RPS: A Mini History: Bits & Pieces

Much of the history of the Richmond Public Schools was recorded in the context of a segregated society, and the reader should readily discern between pre- and post-desegregation observations. The terms "black," "colored," "Negro," and "white" in this booklet should not be considered offensive as they have been used according to the custom of the particular period. Since 1962, the division has omitted such racial designations from its reports and publications.

Jefferson (Thomas) High School / Center for International / Governmental Studies 4100 West Grace Street (Grace Street between Malvern & Antrim Avenues)

Originally referred to as "Western High School," Thomas Jefferson High School was named for the author of the Declaration of Independence and third President of the United States. It opened on September 12, 1930, for grades 9-11 (lL-3H); 4L was added in February. By a vote of the student body and faculty, crimson and white were selected as the school colors.

Thomas Jefferson is the oldest Richmond high school still in its original building. At its official opening (February 20, 1931), a large American flag and a Bible were presented to the school by the Daughters of America.

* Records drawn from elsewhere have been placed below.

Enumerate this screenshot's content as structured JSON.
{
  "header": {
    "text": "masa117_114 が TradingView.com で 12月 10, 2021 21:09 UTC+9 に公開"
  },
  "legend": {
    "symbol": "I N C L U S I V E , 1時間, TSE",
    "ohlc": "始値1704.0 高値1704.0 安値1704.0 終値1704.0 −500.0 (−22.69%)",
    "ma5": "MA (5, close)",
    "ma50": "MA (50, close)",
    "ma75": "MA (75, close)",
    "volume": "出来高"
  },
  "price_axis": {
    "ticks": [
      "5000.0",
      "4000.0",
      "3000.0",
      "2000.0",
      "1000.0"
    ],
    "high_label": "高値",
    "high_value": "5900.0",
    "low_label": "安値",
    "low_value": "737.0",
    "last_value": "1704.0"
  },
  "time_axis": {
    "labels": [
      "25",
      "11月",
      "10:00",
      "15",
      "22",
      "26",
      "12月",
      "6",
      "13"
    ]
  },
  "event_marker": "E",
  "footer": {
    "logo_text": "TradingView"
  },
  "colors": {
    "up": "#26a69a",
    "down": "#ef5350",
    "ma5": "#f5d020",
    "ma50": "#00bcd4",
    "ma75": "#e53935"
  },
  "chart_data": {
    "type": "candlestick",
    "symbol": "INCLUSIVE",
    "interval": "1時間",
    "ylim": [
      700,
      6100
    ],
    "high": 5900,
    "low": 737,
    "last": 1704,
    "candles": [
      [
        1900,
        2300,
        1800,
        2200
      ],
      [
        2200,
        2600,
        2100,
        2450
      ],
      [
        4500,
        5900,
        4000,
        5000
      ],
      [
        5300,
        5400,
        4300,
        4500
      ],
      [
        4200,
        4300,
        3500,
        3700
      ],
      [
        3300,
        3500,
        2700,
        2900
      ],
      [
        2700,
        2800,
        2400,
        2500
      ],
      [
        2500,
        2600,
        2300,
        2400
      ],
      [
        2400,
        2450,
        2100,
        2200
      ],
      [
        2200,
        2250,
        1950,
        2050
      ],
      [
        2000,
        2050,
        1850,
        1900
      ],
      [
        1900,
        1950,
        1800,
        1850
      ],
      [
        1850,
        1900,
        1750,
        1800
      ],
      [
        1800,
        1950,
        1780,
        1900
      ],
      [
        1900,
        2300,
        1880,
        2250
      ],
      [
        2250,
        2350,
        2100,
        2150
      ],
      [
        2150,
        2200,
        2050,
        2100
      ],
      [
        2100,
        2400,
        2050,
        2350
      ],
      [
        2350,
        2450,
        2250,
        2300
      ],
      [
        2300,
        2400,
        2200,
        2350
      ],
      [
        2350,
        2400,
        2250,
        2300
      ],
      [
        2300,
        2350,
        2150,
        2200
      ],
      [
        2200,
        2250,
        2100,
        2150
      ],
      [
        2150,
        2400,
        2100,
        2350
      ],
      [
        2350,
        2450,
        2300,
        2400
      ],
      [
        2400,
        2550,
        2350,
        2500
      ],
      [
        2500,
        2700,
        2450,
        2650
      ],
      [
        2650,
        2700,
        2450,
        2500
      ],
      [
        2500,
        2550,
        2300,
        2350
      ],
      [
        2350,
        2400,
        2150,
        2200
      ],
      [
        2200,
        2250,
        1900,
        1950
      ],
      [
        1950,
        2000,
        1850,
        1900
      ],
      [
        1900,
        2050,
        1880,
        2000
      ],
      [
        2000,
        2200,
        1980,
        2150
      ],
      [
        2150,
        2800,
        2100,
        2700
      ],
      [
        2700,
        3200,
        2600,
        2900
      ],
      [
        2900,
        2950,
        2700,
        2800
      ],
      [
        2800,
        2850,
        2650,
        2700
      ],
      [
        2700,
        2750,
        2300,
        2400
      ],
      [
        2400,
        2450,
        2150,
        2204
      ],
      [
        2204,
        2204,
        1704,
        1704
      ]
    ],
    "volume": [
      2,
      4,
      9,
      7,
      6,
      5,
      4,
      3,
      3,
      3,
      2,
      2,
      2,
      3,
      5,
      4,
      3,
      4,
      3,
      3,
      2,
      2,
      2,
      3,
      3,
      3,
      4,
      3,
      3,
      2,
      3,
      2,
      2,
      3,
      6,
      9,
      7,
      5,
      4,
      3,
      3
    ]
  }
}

The building, of modernized classic design, was the largest and last Richmond school designed by School Architect Charles M. Robinson. A unique feature of this school is the pyramidal tower that houses Richmond's only instructional planetarium; it was installed in 1969, to be used by all schools. Colossal busts of Thomas Jefferson face the east and the west from the front corers of the tower.

The 1930-31 annual report includes a picture of Thomas Jefferson High School and the following description: "In general plan the building forms a rectangle with the class rooms on the outside and the auditorium, gymnasiums, cafeteria, de., on the inside. Light is admitted to the inside rooms through two inner courts. The stage-gymnasium plan for the auditorium was used with two full size gymnasiums on the stage. The auditorium has a seating capacity of 649 people and when the two gymnasiums are thrown together a class of over 600 may be seated on the back stage in view of the audience and still leave a full stage for class exercises. A particular feature of the building is its larger library as compared with previous buildings erected... The building contains 2,900,000 cubic feet and cost $811,695, or 28 cents per cubic foot exclusive of equipment, landscaping and architects' fees."

The 1933-34 annual report notes that during the session "a fine athletic field" was constructed at Thomas Jefferson, under the federal government's Civil Works Administration campaign. In 1937-38, through the cooperation of the Thomas Jefferson Men's Club, the City authorized the purchase of a half block of ground south of the school, facing Grace Street, for the building of an addition "when imperatively needed." Until such time, the area was used as a girls' athletic field. Mechanical improvements (heating) were made in 1956. A two-phase air conditioning and renovation program (library and auditorium) was carried out in 1969 and 1970.

The rapid growth of the West End and the addition of the twelfth grade kept this building overcrowded until the 1970s; since that time there has been a decline in enrollment due to busing and white flight to the suburbs.

Under "Plan G" (1979), Jefferson-Huguenot-Wythe comprised one of three high school complexes with a coordinating principal (Robert Marchant). "Plan G" was dismantled in 1986 with the return to a system of comprehensive high schools.

As one of the high school magnet programs initiated in 1990, Thomas Jefferson adopted the "international/governmental studies" theme.

Since 1991, Thomas Jefferson has also housed a regional Governor's School for Government & International Studies.

Enrollment: 1930-1931 922
  1931-1932 1,435
  1937-1938 2,011
  June 1961 1,606
  1978-1979 986
  1991-1992 453
Architect:   Charles M. Robinson
  1969 Rawlings & Wilson
Cost:   $799,602
Land:   58,000 (entire block)
  1956 94,041
  1969 375,110
  1970 392,000
Principals: 1930-1942 Ernest Shawen
  1942-1958 Coalter C. Hancock
  1958-1976 William Wirt Brock, Jr.
  1976-1990 Morgan Julius Edwards III
  1990-1992 Gordon E. Hill
  1992- Edward Hughes Pruden